chef bill cardwell photo by izaiah johnson

What I Do: Chef Bill Cardwell

When Bill Cardwell moved to St. Louis in 1987 to open Cardwell’s in Clayton, no one thought a restaurant would survive there. “Everybody said, ‘Nah, Clayton is dead at night; it’s not going to happen.’” 

But Cardwell still left his successful career opening and managing restaurants for a Kansas City firm to get back in the kitchen, where he stayed over 30 years. 

His legacy of working with farmers, serving what he called “honest food from local ingredients” at Cardwell’s, Cardwell’s at the Plaza and BC’s Kitchen, is a familiar story now thanks in part to pioneering chefs like him. 

The semi-retired chef is a consultant these days, but he’s still in the kitchen catering private events as often as he can. 

“The humiliation techniques don’t work anymore. I think that’s changed. I grew up and went to culinary school in the ’60s; in the ’70s I went to Switzerland and worked. I was treated like a dog if I didn’t do something right. And that translates to how you treat people eventually. I had to mellow. I mean, people will tell you – I was probably a real asshole to work for at one point. But you have to learn to adapt. And there’s something about getting older that always changes things.”

“I was in a restaurant I’ve been to a number of times, Blanchards in Anguilla. They were really, really busy, and the thing that was so evident was that everybody was working together. There wasn’t an employee that walked by your table that either didn’t check if you needed something or brought you something. Over the years, I have been so upset when I would see something going on in the dining room, and I would say to a server, ‘That table needs plates cleared. That needs a – ’ ‘That’s not my table.’ That attitude doesn’t fly. It’s gotta be teamwork. That sets good places apart from average places.”

“It was horrendous. The thing I remember the most about that opening night [at Cardwell’s]: I had a cook who put a hot saute pan full of oil for some reason on top of a cheese melter. I’m very anal, and I grabbed the pan not knowing it was full of oil, and it burnt my entire arm so bad I couldn’t do anything other than wrap it up in a towel. When I got home from work, I pulled it off and the skin just came off. I had that burn for months.”

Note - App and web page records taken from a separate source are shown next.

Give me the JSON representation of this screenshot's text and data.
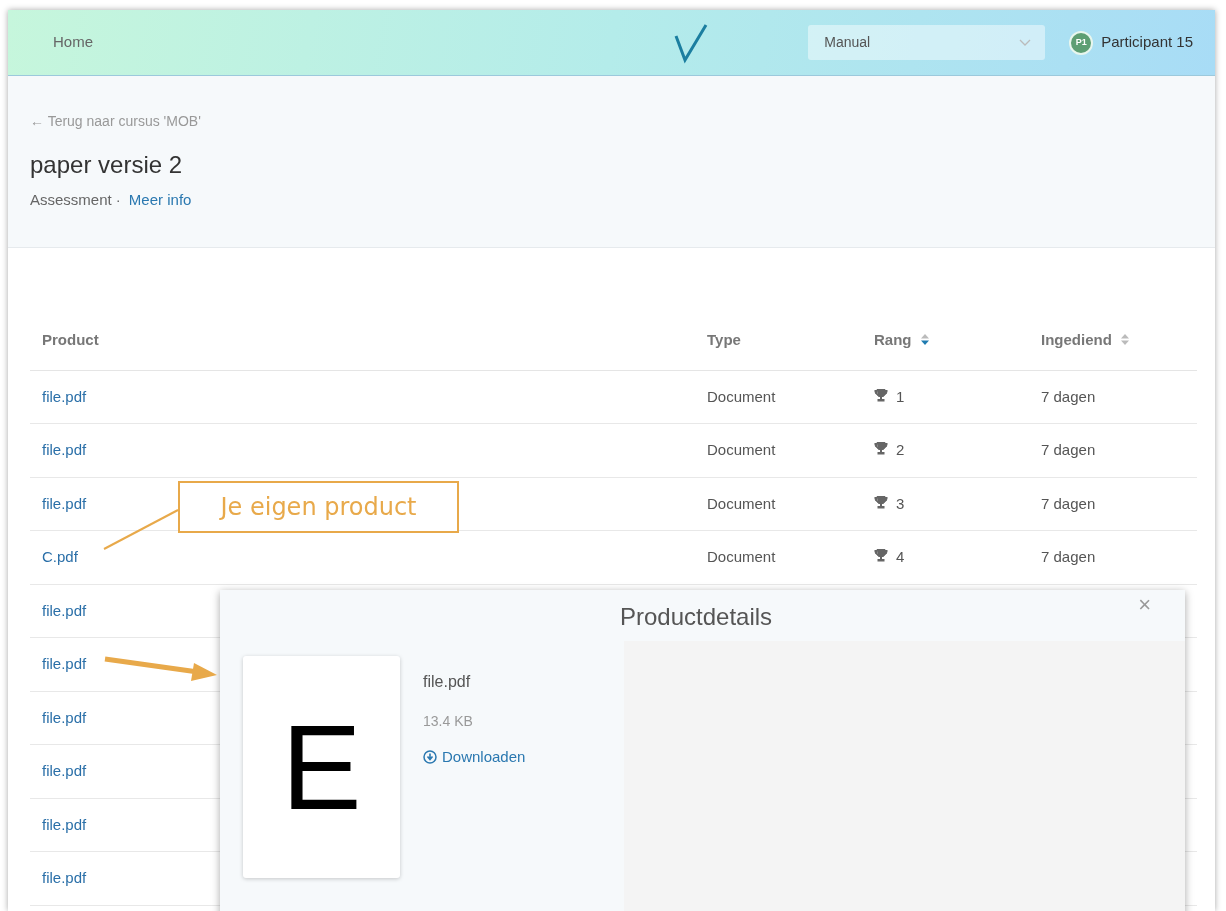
{
  "navbar": {
    "home": "Home",
    "select": {
      "value": "Manual"
    },
    "user": {
      "initials": "P1",
      "name": "Participant 15"
    }
  },
  "header": {
    "back": "← Terug naar cursus 'MOB'",
    "title": "paper versie 2",
    "meta": "Assessment ·",
    "more": "Meer info"
  },
  "table": {
    "columns": [
      {
        "label": "Product"
      },
      {
        "label": "Type"
      },
      {
        "label": "Rang",
        "sortable": true,
        "sorted": true
      },
      {
        "label": "Ingediend",
        "sortable": true,
        "sorted": false
      }
    ],
    "rows": [
      {
        "product": "file.pdf",
        "type": "Document",
        "rank": "1",
        "submitted": "7 dagen"
      },
      {
        "product": "file.pdf",
        "type": "Document",
        "rank": "2",
        "submitted": "7 dagen"
      },
      {
        "product": "file.pdf",
        "type": "Document",
        "rank": "3",
        "submitted": "7 dagen"
      },
      {
        "product": "C.pdf",
        "type": "Document",
        "rank": "4",
        "submitted": "7 dagen"
      },
      {
        "product": "file.pdf"
      },
      {
        "product": "file.pdf"
      },
      {
        "product": "file.pdf"
      },
      {
        "product": "file.pdf"
      },
      {
        "product": "file.pdf"
      },
      {
        "product": "file.pdf"
      }
    ]
  },
  "modal": {
    "title": "Productdetails",
    "close": "×",
    "preview_text": "E",
    "file_name": "file.pdf",
    "size": "13.4 KB",
    "download": "Downloaden"
  },
  "annotations": [
    {
      "kind": "callout",
      "text": "Je eigen product"
    },
    {
      "kind": "arrow"
    }
  ]
}
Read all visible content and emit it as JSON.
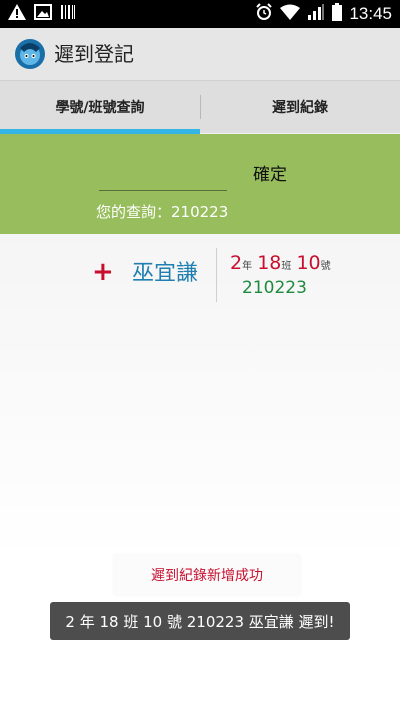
{
  "status_bar": {
    "time": "13:45",
    "icons": [
      "warning-icon",
      "image-icon",
      "barcode-icon",
      "alarm-icon",
      "wifi-icon",
      "signal-icon",
      "battery-icon"
    ]
  },
  "app": {
    "title": "遲到登記",
    "icon": "app-logo-icon"
  },
  "tabs": [
    {
      "label": "學號/班號查詢",
      "active": true
    },
    {
      "label": "遲到紀錄",
      "active": false
    }
  ],
  "query": {
    "input_value": "",
    "confirm_label": "確定",
    "result_text": "您的查詢：210223"
  },
  "record": {
    "add_symbol": "+",
    "name": "巫宜謙",
    "grade": "2",
    "grade_unit": "年",
    "class": "18",
    "class_unit": "班",
    "number": "10",
    "number_unit": "號",
    "student_id": "210223"
  },
  "toasts": {
    "success": "遲到紀錄新增成功",
    "late": "2 年 18 班 10 號  210223  巫宜謙 遲到!"
  },
  "colors": {
    "accent_blue": "#33b5e5",
    "panel_green": "#97bd5c",
    "red": "#c8102e",
    "name_blue": "#1f7fb0",
    "id_green": "#1e8a3e"
  }
}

“There was a couple, Beth and Mark, they had a farm called Kaiser Hill Farms out in New Haven. They don’t do it anymore, but they were raising everything for me. They were raising all my herbs, harvesting all my wood for the grills; we were planning everything. They were coming in three days a week from New Haven to St. Louis bringing me [produce]. They were able to develop a lifestyle out of it, then they just got out of that when they were tired of it all – it was too much work. They never had any help; they were just doing it all themselves, a husband and wife team.”

“[Closing day at Cardwell’s at the Plaza was] very sad. I’ll say this: 99% of all of my employees stayed with me to the last day. They were reliable and honest and hardworking. There’s no success without a team of people. If you don’t have the right people, you just can’t do it. I was very fortunate for many, many years. I had employees with me over 20 years. They spent their whole lives, from the time they were young until – I had employees that retired from being with me. That made a big difference.”

“I miss the food and the great customers and the great employees. I miss a little bit of the day-to-day action. I don’t miss some of the negative drama. And, if you’ve ever been in the industry, you’ll know what I’m talking about. I don’t miss someone calling me and saying, ‘Oh, I’m not coming to work today,’ or ‘I’m not doing this,’ or ‘I’m not doing that.”

“It was hard – especially in ’08 when I opened up [BC’s Kitchen] in Lake Saint Louis. To be out there getting that thing off the ground, not only was it tough to do, but it was also horrible economically. Shit hit the fan. I mean, we opened in August, and the financial crisis was what, September? There’s always outside forces.”

“What makes a good restaurant? Oh, boy. I think it’s a good question. It’s not only food, because there’s a lot of restaurants that people like that the food’s not very good. … Staff is so important. I had so many people tell me, ‘We come here because we’re in love with the server.’ And, you know, you probably could’ve served them a shitty meal, and they still would come back because they like the person. On the other hand, you could’ve served them a really great meal and if they didn’t like the person, they were unhappy. The whole game is making people feel special.”

Heather Hughes Huff is managing editor at Sauce Magazine. 

Tags : People